The boys raced down the hill towards the train station. It was a miniature train, wooden seats and open sides, that made a short loop around the nature center we were visiting with their grandparents and aunt. It was a bright, warmer-than-usual spring day in Massachusetts, not too crowded. We all found seats together, and sat eagerly clutching our tickets as we waited for the conductor in his striped hat.
When my little guy is really excited, he gets quiet and wide-eyed. He nods at questions and hardly blinks, not wanting to miss a thing. My older son gets loud and silly, wiggling in his seat, giggling with his brother. Finally: Woo-woo! We were off.
A lot of people say that the best part about having kids is getting to relive your childhood. This never seemed like a perk to me. Not that my childhood was so bad – far from it – but I’ve been there, done that. And let’s face it, grownups and kids like different things. I’d rather read a book in a beach chair than build sand castles, go for a hike than go to the playground, and stab myself in the eye with a fork than watch “Caillou” or read Tractors and Other Farm Machines 17 times in a row.
The other thing that’s different is that when you’re the parent, you do all the work. Who WOULDN’T love to go to Disneyworld when someone else has made and paid for all the travel arrangements, packed the snacks and sunscreen, and carries everything around for you all day long?
I don’t mean to sound like a curmudgeon, but there have been plenty of family outings I didn’t enjoy one bit because I was too worried about my kids drowning, how far we were from a bathroom, whether I’d packed enough diapers and wipes, and the hell we would all endure if we missed the window for nap time. Parenting’s not all a second chance at childhood.

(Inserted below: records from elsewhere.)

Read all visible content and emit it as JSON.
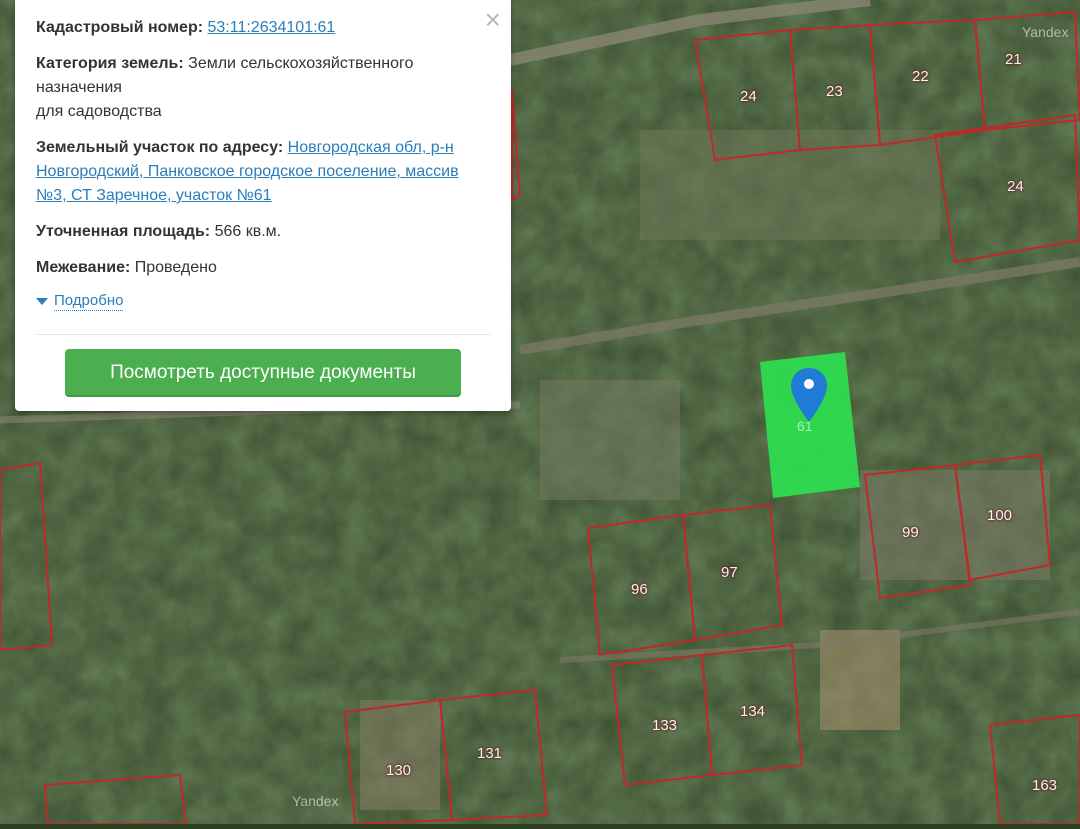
{
  "card": {
    "cadastral_label": "Кадастровый номер:",
    "cadastral_value": "53:11:2634101:61",
    "category_label": "Категория земель:",
    "category_value": "Земли сельскохозяйственного назначения",
    "category_use": "для садоводства",
    "address_label": "Земельный участок по адресу:",
    "address_value": "Новгородская обл, р-н Новгородский, Панковское городское поселение, массив №3, СТ Заречное, участок №61",
    "area_label": "Уточненная площадь:",
    "area_value": "566 кв.м.",
    "survey_label": "Межевание:",
    "survey_value": "Проведено",
    "more_label": "Подробно",
    "close_glyph": "×",
    "button_label": "Посмотреть доступные документы"
  },
  "map": {
    "watermark": "Yandex",
    "selected_plot_label": "61",
    "plot_labels": [
      "24",
      "23",
      "22",
      "21",
      "24",
      "99",
      "100",
      "96",
      "97",
      "133",
      "134",
      "130",
      "131",
      "163"
    ],
    "colors": {
      "boundary": "#c0282a",
      "selected_fill": "#2ee04e",
      "pin": "#1f7bd6",
      "button": "#4bae4f",
      "link": "#2a7db8"
    }
  }
}
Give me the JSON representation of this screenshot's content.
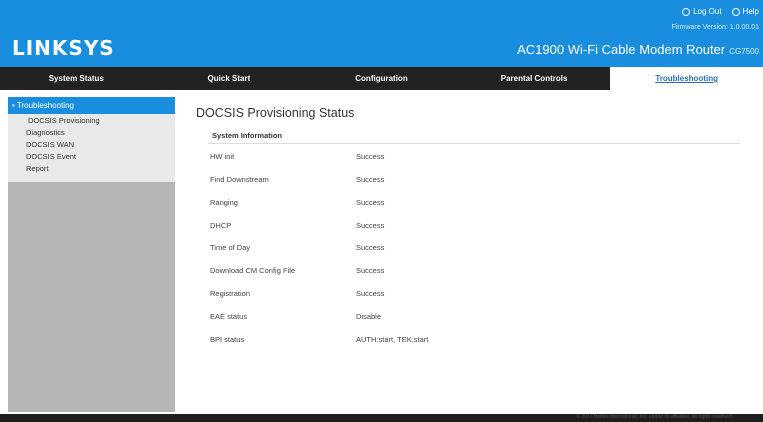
{
  "header": {
    "logo": "LINKSYS",
    "logout": "Log Out",
    "help": "Help",
    "firmware": "Firmware Version: 1.0.00.01",
    "product": "AC1900 Wi-Fi Cable Modem Router",
    "model": "CG7500",
    "brand_color": "#1a8ede"
  },
  "nav": {
    "items": [
      "System Status",
      "Quick Start",
      "Configuration",
      "Parental Controls",
      "Troubleshooting"
    ],
    "active": "Troubleshooting"
  },
  "sidebar": {
    "head": "Troubleshooting",
    "items": [
      "DOCSIS Provisioning",
      "Diagnostics",
      "DOCSIS WAN",
      "DOCSIS Event",
      "Report"
    ]
  },
  "main": {
    "title": "DOCSIS Provisioning Status",
    "section": "System Information",
    "rows": [
      {
        "label": "HW init",
        "value": "Success"
      },
      {
        "label": "Find Downstream",
        "value": "Success"
      },
      {
        "label": "Ranging",
        "value": "Success"
      },
      {
        "label": "DHCP",
        "value": "Success"
      },
      {
        "label": "Time of Day",
        "value": "Success"
      },
      {
        "label": "Download CM Config File",
        "value": "Success"
      },
      {
        "label": "Registration",
        "value": "Success"
      },
      {
        "label": "EAE status",
        "value": "Disable"
      },
      {
        "label": "BPI status",
        "value": "AUTH:start, TEK:start"
      }
    ]
  },
  "footer": {
    "text": "© 2017 Belkin International, Inc. and/or its affiliates. All rights reserved."
  }
}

But sometimes, I get what those people are talking about. I didn’t pay much attention to the scenery during our train ride. I was too busy watching my sons. Their excitement was infectious. I clicked away with my camera, trying to capture their breeze-ruffled hair and sunlight-dappled cheeks. The beaming grins as they turned around to point something out to their grandparents or me. “Did you see that, Mom? And look at THAT! We’re going through a tunnel!!”
Before long, the train pulled back into the station. Our ride was over. I gathered up my bag full of snacks and water and hand sanitizer, reached to hold little hands, zip coats, warn the boys to walk, don’t run. I was The Mom again. For a few minutes, though, the weight of responsibility was lifted away on the early spring breeze. I breathed in joy, exhaled stress. It was like being a child again, but better.
LINK O’ THE DAY: Dreading the next well-intentioned but over-the-top school event? You’re in good company. Check out my humor essay in the April/May issue of Working Mother. Hopefully this doesn’t result in my kids being given extra homework by disgruntled teachers!